The last catastrophic impact occurred 66 million years ago, killing the dinosaurs, and some scientists believe that another “big impact” is to be expected.
With this inevitable doom hanging over the scientific community, researchers are tirelessly working on recommendations to help humanity survive.
The first step would be to destroy the asteroid before it’s too late, and while the US space agency seems to have covered that up, more than 2,000 potentially dangerous space rocks are waiting to slip out of their sight.
And in 2022, NASA launched the Double Asteroid Redirection Test (DART) for humanity’s first planetary defense mission. The spacecraft’s target was a moon called Dimorphos around the parent asteroid Didyma.
And on March 1, 2023, NASA confirmed that the mission had been a resounding success.
“This is a proof-of-concept for kinetic impact technology for planetary defense,” said scientists at Northern Arizona University. “DART needed to prove that they could target an asteroid during a high-velocity impact and that the target’s orbit could be changed.” .”
The researchers said that the chance of a Chicxulub-sized asteroid colliding with our planet is once every 100 to 200 million years, but this event is not impossible.
And if NASA fails to scatter huge space rocks, experts believe the next best option is to leave the impact zone and move away from coastal areas.
And since the Earth is 71% water, there is a better chance that an asteroid will hit the ocean.
When this happens, the collision will cause a tsunami that will engulf all nearby lands.
A 9.1 magnitude earthquake struck underwater off the coast of Japan on March 11, 2011. It caused a powerful tsunami, which led to the collapse of 3 reactors at the Fukushima Daiichi nuclear power plant and forced hundreds of thousands of residents to evacuate from the area.
According to official figures released in 2021, 19,747 people died, 6,242 were injured and 2,556 people were missing as a result of the tsunami.
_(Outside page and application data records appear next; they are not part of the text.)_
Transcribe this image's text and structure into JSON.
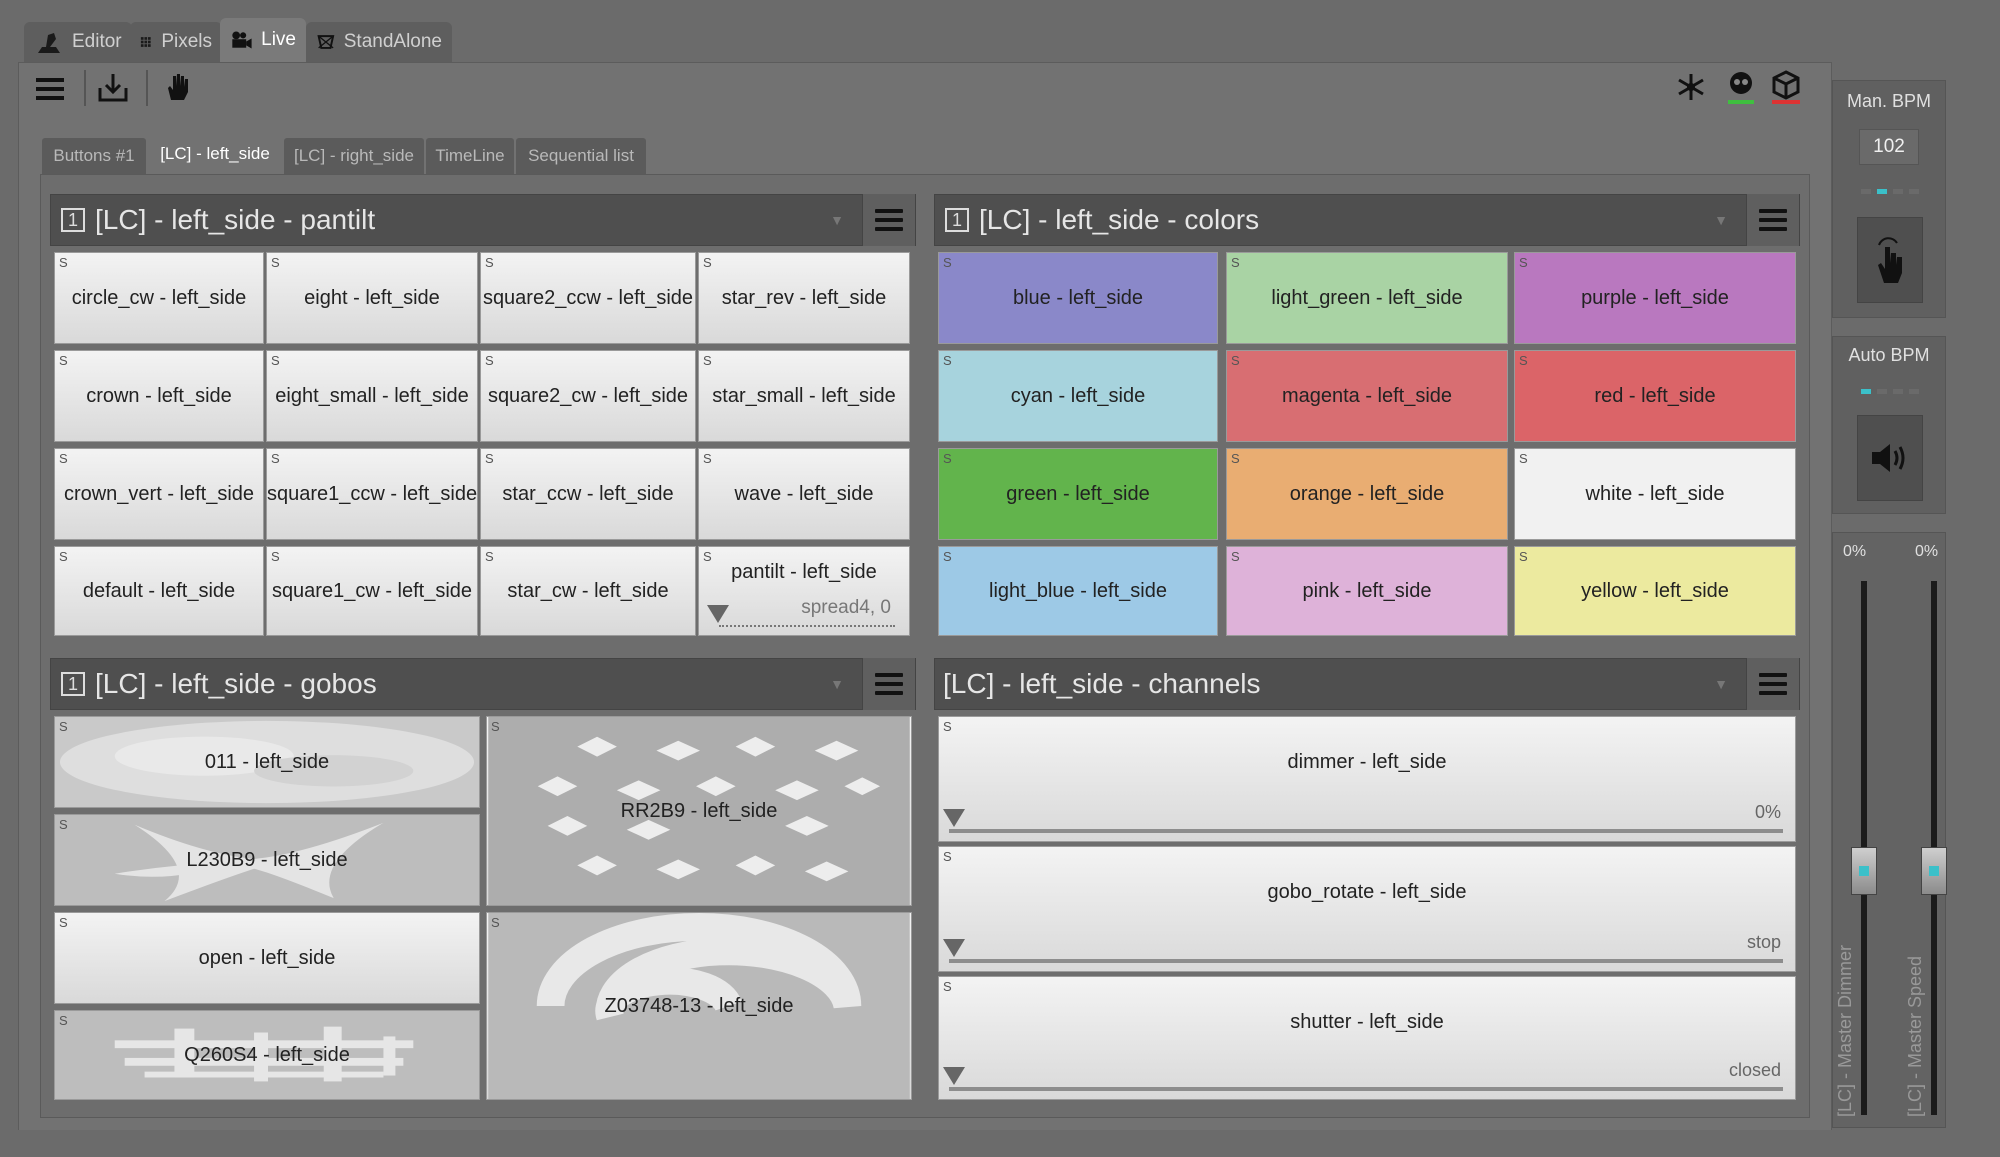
{
  "mode_tabs": [
    {
      "label": "Editor",
      "icon": "editor-icon"
    },
    {
      "label": "Pixels",
      "icon": "pixels-icon"
    },
    {
      "label": "Live",
      "icon": "camera-icon"
    },
    {
      "label": "StandAlone",
      "icon": "standalone-icon"
    }
  ],
  "sub_tabs": [
    "Buttons #1",
    "[LC] - left_side",
    "[LC] - right_side",
    "TimeLine",
    "Sequential list"
  ],
  "pantilt": {
    "number": "1",
    "title": "[LC] - left_side - pantilt",
    "buttons": [
      "circle_cw - left_side",
      "eight - left_side",
      "square2_ccw - left_side",
      "star_rev - left_side",
      "crown - left_side",
      "eight_small - left_side",
      "square2_cw - left_side",
      "star_small - left_side",
      "crown_vert - left_side",
      "square1_ccw - left_side",
      "star_ccw - left_side",
      "wave - left_side",
      "default - left_side",
      "square1_cw - left_side",
      "star_cw - left_side",
      "pantilt - left_side"
    ],
    "pantilt_value": "spread4, 0"
  },
  "colors": {
    "number": "1",
    "title": "[LC] - left_side - colors",
    "buttons": [
      {
        "label": "blue - left_side",
        "color": "#8a88c9"
      },
      {
        "label": "light_green - left_side",
        "color": "#a9d3a4"
      },
      {
        "label": "purple - left_side",
        "color": "#b978bf"
      },
      {
        "label": "cyan - left_side",
        "color": "#a7d3dd"
      },
      {
        "label": "magenta - left_side",
        "color": "#d86e72"
      },
      {
        "label": "red - left_side",
        "color": "#db6468"
      },
      {
        "label": "green - left_side",
        "color": "#62b44c"
      },
      {
        "label": "orange - left_side",
        "color": "#e9ad72"
      },
      {
        "label": "white - left_side",
        "color": "#f1f1f1"
      },
      {
        "label": "light_blue - left_side",
        "color": "#9dc9e6"
      },
      {
        "label": "pink - left_side",
        "color": "#deb2d9"
      },
      {
        "label": "yellow - left_side",
        "color": "#ecea9f"
      }
    ]
  },
  "gobos": {
    "number": "1",
    "title": "[LC] - left_side - gobos",
    "buttons": [
      "011 - left_side",
      "L230B9 - left_side",
      "open - left_side",
      "Q260S4 - left_side",
      "RR2B9 - left_side",
      "Z03748-13 - left_side"
    ]
  },
  "channels": {
    "title": "[LC] - left_side - channels",
    "items": [
      {
        "label": "dimmer - left_side",
        "value": "0%"
      },
      {
        "label": "gobo_rotate - left_side",
        "value": "stop"
      },
      {
        "label": "shutter - left_side",
        "value": "closed"
      }
    ]
  },
  "right_panel": {
    "man_bpm_label": "Man. BPM",
    "man_bpm_value": "102",
    "auto_bpm_label": "Auto BPM",
    "dimmer_pct": "0%",
    "speed_pct": "0%",
    "dimmer_label": "[LC] - Master Dimmer",
    "speed_label": "[LC] - Master Speed",
    "dimmer_level": 0,
    "speed_level": 0
  }
}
And those that could result from a collision with an asteroid will be very destructive.
Another survival tip is to seek shelter underground.
However, when an asteroid hits, dust, debris and even poisonous gases are ejected, which can remain in the atmosphere for years and even decades.
Scientists believe that the safest place is an underground bunker.
Bunkers can be very expensive, ranging from $20,000 to $1 million or more, making these shelters more of a luxury than a necessity.
One company, The Vivos Group, is building $35,000 bunkers with a maximum capacity of 24 people.
The complex of such facilities in South Dakota accommodates 10,000 people and is proclaimed the “Backup Plan for Humanity.”
And if you’ve made it this far, after the impact, the scientists suggest staying in the shelter until you can prove the environment is safe.
This can be done by constantly checking the air outside to ensure levels are normal, making sure fires and floods are receding and acid rain is not falling from the sky.
One option eliminates the need for a survival guide and draws inspiration from the movie Don’t Look Up – Wait Until It’s Too Late and Accept the End of Mankind.
Released in January 2022, the film, starring Leonardo DiCaprio and Jennifer Lawrence, depicts two astronomers racing against time to warn the world of an impending asteroid that has destroyed the planet.
They learn about a comet approaching Earth in six months and 14 days and try to warn the world about this discovery, but people do not care about bad news about the future – the Earth and all living things are destroyed in a ball of flame.
Source: Daily Mail